  8. ^ "June Foray Award". Annie Awards. Archived from the original on June 12, 2012. Retrieved June 14, 2012. 
  9. ^ "10 Animated Shorts Move Ahead in 2011 Oscar Race". Academy of Motion Picture Arts and Sciences. Archived from the original on June 12, 2012. Retrieved June 14, 2012. 
  10. ^ "Daytime Emmy Nominations". Entertainment Weekly. Archived from the original on June 12, 2012. Retrieved June 12, 2012. 
  11. ^ Arbeiter, Michael. "Emmys: 'Rocky and Bullwinkle' Voice Actor June Foray Wins the Governors Award" Hollywood.com (August 29, 2013)
  12. ^ Rob Paulsen's Talkin Toons podcast
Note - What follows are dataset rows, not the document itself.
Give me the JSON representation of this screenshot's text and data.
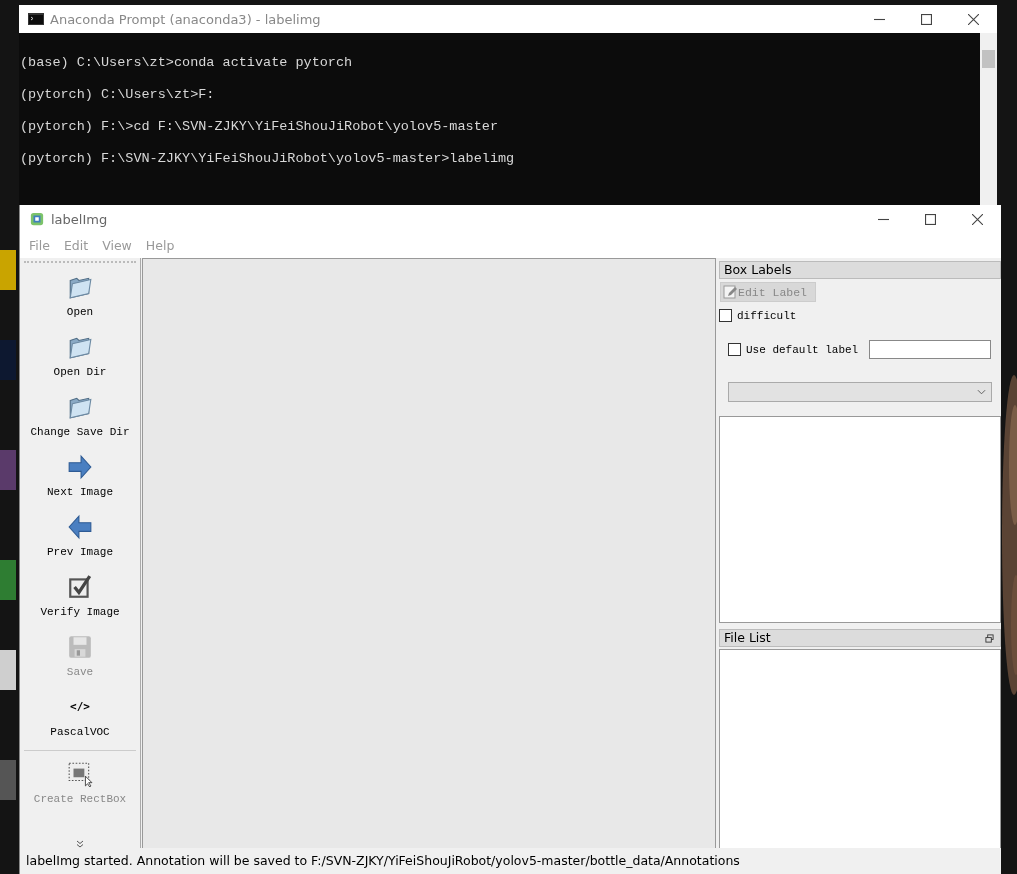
{
  "terminal": {
    "title": "Anaconda Prompt (anaconda3) - labelimg",
    "lines": [
      "(base) C:\\Users\\zt>conda activate pytorch",
      "(pytorch) C:\\Users\\zt>F:",
      "(pytorch) F:\\>cd F:\\SVN-ZJKY\\YiFeiShouJiRobot\\yolov5-master",
      "(pytorch) F:\\SVN-ZJKY\\YiFeiShouJiRobot\\yolov5-master>labelimg"
    ]
  },
  "app": {
    "title": "labelImg",
    "menus": [
      "File",
      "Edit",
      "View",
      "Help"
    ],
    "tools": [
      {
        "kind": "folder",
        "label": "Open",
        "disabled": false
      },
      {
        "kind": "folder",
        "label": "Open Dir",
        "disabled": false
      },
      {
        "kind": "folder",
        "label": "Change Save Dir",
        "disabled": false
      },
      {
        "kind": "next",
        "label": "Next Image",
        "disabled": false
      },
      {
        "kind": "prev",
        "label": "Prev Image",
        "disabled": false
      },
      {
        "kind": "verify",
        "label": "Verify Image",
        "disabled": false
      },
      {
        "kind": "save",
        "label": "Save",
        "disabled": true
      },
      {
        "kind": "format",
        "glyph": "</>",
        "label": "PascalVOC",
        "disabled": false
      },
      {
        "kind": "separator"
      },
      {
        "kind": "rectbox",
        "label": "Create RectBox",
        "disabled": true
      }
    ],
    "box_labels": {
      "title": "Box Labels",
      "edit_button": {
        "label": "Edit Label",
        "disabled": true
      },
      "difficult": {
        "label": "difficult",
        "checked": false
      },
      "use_default": {
        "label": "Use default label",
        "checked": false
      }
    },
    "file_list": {
      "title": "File List"
    },
    "status": "labelImg started. Annotation will be saved to F:/SVN-ZJKY/YiFeiShouJiRobot/yolov5-master/bottle_data/Annotations"
  }
}
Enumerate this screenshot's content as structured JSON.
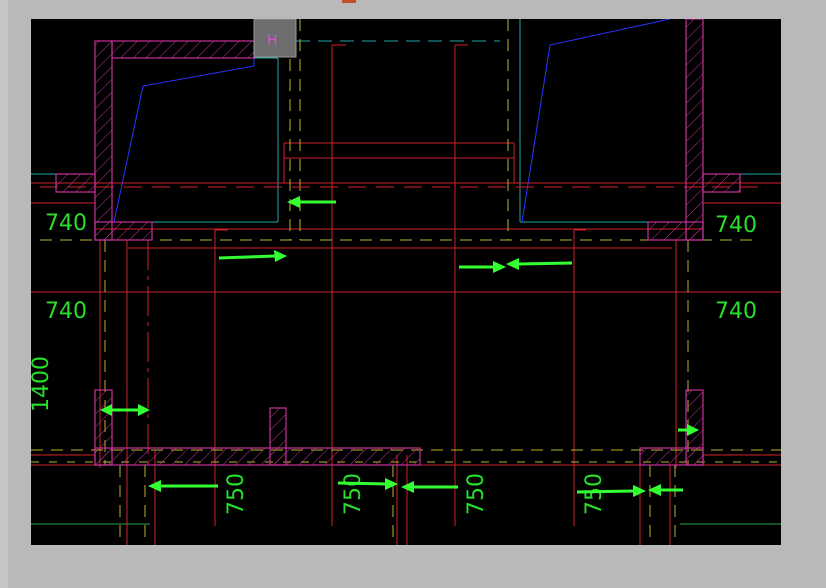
{
  "window": {
    "background": "#b9b9b9",
    "viewport_background": "#000000"
  },
  "colors": {
    "wall": "#c8309a",
    "red_line": "#d0202a",
    "yellow_line": "#b9b52a",
    "cyan_line": "#22a3a3",
    "blue_line": "#2a35ff",
    "dim_text": "#27e02a",
    "arrow": "#33ff33"
  },
  "section_marker": {
    "label": "H",
    "icon": "section-marker-icon"
  },
  "dimensions": {
    "top_left": "740",
    "top_right": "740",
    "mid_left": "740",
    "mid_right": "740",
    "side_left": "1400",
    "bottom_1": "750",
    "bottom_2": "750",
    "bottom_3": "750",
    "bottom_4": "750"
  },
  "annotation_arrows": [
    {
      "direction": "left"
    },
    {
      "direction": "right"
    },
    {
      "direction": "right"
    },
    {
      "direction": "left"
    },
    {
      "direction": "double"
    },
    {
      "direction": "right"
    },
    {
      "direction": "left"
    },
    {
      "direction": "right"
    },
    {
      "direction": "left"
    },
    {
      "direction": "right"
    },
    {
      "direction": "left"
    }
  ]
}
  13. ^ "June Foray to be Honored with Governors Award" Academy of Television Arts & Sciences website (August 29, 2013)
  14. ^ DuckTales: Remastered (2013) at IMDB.com
  15. ^ "California, County Marriages, 1850-1952," index and images, FamilySearch (https://familysearch.org/pal:/MM9.1.1/K8VV-F94 : accessed 18 May 2013), Bernard Barondess and June Lucille Forer, 1941.
  16. ^ "June Foray". FilmReference.com. Archived from the original on June 12, 2012. 

External links[edit]